• **What the task requires**
Search the listing for the string "root". Copy every line that has it.

• **Data records**
----

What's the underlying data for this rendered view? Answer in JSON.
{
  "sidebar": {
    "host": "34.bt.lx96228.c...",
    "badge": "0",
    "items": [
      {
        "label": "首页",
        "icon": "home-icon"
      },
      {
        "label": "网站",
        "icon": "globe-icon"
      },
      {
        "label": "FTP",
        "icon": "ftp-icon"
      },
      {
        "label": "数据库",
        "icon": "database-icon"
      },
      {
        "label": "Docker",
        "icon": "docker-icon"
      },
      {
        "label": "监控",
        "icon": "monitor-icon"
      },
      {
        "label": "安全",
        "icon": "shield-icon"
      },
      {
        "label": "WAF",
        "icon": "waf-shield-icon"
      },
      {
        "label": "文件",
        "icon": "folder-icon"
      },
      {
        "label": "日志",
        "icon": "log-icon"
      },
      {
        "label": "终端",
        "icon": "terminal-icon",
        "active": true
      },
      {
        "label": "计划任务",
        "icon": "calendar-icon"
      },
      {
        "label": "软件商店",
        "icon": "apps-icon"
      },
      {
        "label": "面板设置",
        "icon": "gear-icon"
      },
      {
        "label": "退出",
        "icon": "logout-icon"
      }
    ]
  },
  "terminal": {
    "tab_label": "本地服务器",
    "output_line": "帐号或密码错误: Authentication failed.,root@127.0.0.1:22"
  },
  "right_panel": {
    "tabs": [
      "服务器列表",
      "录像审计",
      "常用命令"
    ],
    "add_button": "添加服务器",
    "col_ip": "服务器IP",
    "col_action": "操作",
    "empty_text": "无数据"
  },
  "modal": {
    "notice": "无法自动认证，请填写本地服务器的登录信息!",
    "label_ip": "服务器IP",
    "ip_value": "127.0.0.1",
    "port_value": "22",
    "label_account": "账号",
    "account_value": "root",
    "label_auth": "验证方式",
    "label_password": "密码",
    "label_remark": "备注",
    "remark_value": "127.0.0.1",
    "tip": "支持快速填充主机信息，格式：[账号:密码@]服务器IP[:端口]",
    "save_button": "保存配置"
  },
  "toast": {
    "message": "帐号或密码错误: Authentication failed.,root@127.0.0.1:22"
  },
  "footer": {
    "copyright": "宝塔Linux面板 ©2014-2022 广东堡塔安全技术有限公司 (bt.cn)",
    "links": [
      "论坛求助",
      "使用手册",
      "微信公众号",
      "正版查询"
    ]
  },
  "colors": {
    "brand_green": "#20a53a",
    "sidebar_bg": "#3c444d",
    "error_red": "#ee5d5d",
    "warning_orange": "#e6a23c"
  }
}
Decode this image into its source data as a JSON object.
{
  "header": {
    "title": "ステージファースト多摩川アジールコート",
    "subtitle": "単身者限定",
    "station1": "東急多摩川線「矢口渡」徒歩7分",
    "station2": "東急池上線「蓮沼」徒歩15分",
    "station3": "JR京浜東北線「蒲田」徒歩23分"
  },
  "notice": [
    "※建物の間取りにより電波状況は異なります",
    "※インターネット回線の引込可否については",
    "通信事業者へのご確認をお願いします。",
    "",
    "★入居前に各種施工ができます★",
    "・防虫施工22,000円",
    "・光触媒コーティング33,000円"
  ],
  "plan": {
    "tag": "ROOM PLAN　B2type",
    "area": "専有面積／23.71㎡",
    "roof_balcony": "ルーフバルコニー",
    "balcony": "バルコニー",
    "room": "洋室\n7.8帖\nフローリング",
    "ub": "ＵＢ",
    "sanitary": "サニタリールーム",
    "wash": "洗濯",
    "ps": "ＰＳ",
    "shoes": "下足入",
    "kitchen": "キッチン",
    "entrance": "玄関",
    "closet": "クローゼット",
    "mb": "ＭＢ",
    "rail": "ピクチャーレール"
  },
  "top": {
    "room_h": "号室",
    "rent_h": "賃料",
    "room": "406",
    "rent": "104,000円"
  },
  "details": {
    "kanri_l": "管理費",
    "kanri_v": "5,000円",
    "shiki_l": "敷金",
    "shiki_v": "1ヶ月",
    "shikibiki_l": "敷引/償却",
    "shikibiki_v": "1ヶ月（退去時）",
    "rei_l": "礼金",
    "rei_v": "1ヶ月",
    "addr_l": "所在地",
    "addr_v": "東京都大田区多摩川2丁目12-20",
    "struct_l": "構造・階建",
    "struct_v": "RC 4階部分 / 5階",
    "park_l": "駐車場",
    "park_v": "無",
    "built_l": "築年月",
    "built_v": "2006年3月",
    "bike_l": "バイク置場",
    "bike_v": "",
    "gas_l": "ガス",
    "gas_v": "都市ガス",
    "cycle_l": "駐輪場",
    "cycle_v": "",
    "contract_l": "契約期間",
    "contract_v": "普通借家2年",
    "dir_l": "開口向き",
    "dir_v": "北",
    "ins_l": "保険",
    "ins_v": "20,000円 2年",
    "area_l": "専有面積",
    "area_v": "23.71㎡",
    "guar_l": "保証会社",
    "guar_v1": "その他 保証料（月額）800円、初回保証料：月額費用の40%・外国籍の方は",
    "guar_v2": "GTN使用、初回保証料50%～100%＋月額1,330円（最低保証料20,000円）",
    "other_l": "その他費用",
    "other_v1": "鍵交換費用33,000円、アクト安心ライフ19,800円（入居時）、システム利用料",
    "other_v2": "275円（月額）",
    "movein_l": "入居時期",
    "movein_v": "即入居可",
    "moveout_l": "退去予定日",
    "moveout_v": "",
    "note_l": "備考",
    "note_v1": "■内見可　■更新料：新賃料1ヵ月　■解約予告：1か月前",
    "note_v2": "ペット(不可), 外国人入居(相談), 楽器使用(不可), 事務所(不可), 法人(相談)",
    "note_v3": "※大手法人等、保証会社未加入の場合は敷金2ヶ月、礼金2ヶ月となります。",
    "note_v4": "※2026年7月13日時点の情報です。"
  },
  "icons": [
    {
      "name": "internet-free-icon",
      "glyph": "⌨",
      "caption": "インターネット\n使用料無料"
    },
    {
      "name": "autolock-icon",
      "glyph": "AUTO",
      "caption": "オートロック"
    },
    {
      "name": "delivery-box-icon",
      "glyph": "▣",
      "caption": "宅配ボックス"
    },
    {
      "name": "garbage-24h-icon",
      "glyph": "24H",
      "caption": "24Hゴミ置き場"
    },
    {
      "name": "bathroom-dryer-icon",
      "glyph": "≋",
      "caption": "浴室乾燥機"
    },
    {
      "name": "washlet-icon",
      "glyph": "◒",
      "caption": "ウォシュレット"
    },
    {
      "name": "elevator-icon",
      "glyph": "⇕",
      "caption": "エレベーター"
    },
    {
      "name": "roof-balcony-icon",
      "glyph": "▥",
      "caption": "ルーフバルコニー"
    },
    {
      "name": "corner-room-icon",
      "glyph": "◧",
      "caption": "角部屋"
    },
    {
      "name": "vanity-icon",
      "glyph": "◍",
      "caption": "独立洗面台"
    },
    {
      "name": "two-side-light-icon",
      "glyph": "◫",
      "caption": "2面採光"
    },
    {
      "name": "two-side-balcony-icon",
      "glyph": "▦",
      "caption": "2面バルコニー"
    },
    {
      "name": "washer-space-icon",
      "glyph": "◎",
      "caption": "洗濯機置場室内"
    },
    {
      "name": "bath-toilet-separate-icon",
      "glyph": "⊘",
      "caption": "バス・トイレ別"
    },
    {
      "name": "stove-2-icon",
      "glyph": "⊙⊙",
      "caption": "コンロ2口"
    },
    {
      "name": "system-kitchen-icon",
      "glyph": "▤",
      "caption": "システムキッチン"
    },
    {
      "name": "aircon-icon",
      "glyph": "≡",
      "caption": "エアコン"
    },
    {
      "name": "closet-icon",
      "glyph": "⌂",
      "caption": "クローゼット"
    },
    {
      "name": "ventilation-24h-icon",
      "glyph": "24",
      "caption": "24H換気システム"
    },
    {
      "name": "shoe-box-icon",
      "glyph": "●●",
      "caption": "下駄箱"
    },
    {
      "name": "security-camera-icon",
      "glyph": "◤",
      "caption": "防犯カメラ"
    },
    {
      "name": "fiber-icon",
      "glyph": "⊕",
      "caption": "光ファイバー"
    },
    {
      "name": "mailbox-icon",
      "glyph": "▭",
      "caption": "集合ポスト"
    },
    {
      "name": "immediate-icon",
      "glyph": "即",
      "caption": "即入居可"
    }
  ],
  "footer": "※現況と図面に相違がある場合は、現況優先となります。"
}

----

• **Task output**
    "output_line": "帐号或密码错误: Authentication failed.,root@127.0.0.1:22"
    "account_value": "root",
    "message": "帐号或密码错误: Authentication failed.,root@127.0.0.1:22"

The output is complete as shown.